Did Ken Arrow or Frank Hahn talk of Suby Roy’s 1989 criticism, trying to solve some theoretical problems in economics by applying the later Wittgenstein? Of course they did. But Amartya Sen was not going to follow up his 1987 letter saying to a fellow-Indian : “Dear Suby, Congratulations on your book and thanks for the copy. Ken Arrow was talking to me about it, and I think we should like to hear you give a talk about your criticisms of our social choice theories…” That’s a letter I did not get… ! Amartya as of 1989 and much earlier (Hahn told me at Stanford in the summer of 1983) was in single-minded pursuit of you know what, and couldn’t take any kind of academic risk exposing the Arrow-Sen “social choice theory” to be “not merely wrong but even absurd” as my Blacksburg colleague I. J. Good, Cambridge probability and statistical theorist and co-worker of Turing during the World War II code-breaking at Bletchley Park, said upon reading my criticism.
[The version Jack Good commented on in 1984 seems to be titled “Knowledge, social choice theory and liberalism” in between the 1982 and 1989 versions…]
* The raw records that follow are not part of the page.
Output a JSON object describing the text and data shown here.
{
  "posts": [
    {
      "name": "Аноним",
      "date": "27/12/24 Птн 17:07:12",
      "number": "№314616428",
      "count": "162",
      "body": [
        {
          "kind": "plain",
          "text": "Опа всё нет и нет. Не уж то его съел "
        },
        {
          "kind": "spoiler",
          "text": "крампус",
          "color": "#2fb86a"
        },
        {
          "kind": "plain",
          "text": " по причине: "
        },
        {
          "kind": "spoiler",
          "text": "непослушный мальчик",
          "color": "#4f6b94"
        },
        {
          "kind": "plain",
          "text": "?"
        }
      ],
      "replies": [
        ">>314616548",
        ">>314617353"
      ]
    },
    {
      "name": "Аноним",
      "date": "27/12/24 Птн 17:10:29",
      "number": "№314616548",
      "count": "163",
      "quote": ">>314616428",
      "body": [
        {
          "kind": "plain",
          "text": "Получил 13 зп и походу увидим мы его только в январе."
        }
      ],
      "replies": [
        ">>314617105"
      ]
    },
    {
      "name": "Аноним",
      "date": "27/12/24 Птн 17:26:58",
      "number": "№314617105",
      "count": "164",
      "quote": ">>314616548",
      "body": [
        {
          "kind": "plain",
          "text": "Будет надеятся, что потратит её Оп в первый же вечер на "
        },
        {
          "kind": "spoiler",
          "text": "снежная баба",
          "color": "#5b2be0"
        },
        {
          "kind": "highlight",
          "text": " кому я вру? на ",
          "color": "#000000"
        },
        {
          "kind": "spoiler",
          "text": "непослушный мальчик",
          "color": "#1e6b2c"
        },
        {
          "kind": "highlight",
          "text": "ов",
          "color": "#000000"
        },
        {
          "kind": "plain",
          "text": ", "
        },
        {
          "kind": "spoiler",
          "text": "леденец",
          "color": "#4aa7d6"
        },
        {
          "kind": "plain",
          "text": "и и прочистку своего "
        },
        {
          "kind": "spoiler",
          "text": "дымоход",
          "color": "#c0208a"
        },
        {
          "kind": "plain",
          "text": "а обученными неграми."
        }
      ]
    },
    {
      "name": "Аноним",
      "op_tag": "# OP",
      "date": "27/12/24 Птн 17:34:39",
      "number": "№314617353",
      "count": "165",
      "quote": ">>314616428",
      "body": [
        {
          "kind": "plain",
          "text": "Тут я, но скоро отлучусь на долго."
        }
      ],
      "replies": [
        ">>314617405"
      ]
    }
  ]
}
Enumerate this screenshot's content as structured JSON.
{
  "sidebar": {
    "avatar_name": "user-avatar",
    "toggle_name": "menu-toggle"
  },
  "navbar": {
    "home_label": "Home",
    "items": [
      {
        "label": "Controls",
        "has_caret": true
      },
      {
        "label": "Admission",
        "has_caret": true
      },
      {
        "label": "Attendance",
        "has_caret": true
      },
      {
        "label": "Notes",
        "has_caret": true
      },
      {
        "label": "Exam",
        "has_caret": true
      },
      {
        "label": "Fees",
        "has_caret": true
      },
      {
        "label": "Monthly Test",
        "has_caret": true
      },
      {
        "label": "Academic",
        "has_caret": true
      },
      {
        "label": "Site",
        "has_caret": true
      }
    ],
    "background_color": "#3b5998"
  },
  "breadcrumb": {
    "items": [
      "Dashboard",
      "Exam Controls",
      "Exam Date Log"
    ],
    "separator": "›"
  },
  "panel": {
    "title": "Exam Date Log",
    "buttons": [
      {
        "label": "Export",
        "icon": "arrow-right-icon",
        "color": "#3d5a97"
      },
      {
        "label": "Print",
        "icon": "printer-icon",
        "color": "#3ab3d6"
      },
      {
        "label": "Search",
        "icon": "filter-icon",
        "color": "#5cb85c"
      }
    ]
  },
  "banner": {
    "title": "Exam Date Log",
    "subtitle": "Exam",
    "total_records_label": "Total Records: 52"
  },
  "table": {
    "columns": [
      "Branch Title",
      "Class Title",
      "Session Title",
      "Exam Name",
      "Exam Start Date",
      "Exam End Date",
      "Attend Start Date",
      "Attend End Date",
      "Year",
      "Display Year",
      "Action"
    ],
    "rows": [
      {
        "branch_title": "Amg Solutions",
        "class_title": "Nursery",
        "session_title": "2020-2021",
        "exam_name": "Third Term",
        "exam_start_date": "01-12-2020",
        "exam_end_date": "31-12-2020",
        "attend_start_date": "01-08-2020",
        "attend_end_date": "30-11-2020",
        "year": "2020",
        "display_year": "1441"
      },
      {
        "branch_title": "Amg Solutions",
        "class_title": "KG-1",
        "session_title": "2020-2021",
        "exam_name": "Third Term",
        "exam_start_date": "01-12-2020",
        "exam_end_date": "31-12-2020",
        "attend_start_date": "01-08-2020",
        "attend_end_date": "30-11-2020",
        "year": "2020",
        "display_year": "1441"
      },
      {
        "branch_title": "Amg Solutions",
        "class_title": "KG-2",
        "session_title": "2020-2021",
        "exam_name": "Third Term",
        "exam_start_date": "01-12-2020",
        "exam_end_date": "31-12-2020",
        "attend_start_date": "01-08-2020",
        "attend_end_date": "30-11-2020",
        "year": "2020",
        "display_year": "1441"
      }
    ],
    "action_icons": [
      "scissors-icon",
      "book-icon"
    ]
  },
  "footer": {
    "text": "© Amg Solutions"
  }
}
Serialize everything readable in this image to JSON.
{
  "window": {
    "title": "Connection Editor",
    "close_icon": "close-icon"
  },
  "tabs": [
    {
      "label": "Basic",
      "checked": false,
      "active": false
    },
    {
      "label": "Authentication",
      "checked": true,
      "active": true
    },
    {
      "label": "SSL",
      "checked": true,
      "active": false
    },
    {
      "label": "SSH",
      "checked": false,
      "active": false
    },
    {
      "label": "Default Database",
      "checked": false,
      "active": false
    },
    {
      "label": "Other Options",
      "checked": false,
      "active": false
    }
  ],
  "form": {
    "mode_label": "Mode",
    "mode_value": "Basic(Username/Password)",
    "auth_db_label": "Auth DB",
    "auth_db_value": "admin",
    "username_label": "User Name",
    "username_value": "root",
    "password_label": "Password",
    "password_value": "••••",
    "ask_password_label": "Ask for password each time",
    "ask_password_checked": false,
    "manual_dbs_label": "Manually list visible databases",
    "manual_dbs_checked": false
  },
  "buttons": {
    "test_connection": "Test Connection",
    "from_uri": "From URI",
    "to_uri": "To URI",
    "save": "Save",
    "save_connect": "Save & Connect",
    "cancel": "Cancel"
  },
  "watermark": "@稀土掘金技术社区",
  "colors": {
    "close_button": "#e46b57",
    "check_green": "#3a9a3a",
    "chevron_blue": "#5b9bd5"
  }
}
Besides, Amartya might have seen himself as Arrow’s gate-keeper as far as any other Indians were to be allowed access to the great man… and what I had and have done is not only bypass him completely but identify the errors of Arrow as well as his own; the “social choice theory” peddled by Professor Sen and his friends Eric Maskin, Kaushik Basu et al has been long sunk by the work of myself and Sidney Alexander. It is Zombie economics I said in 2017…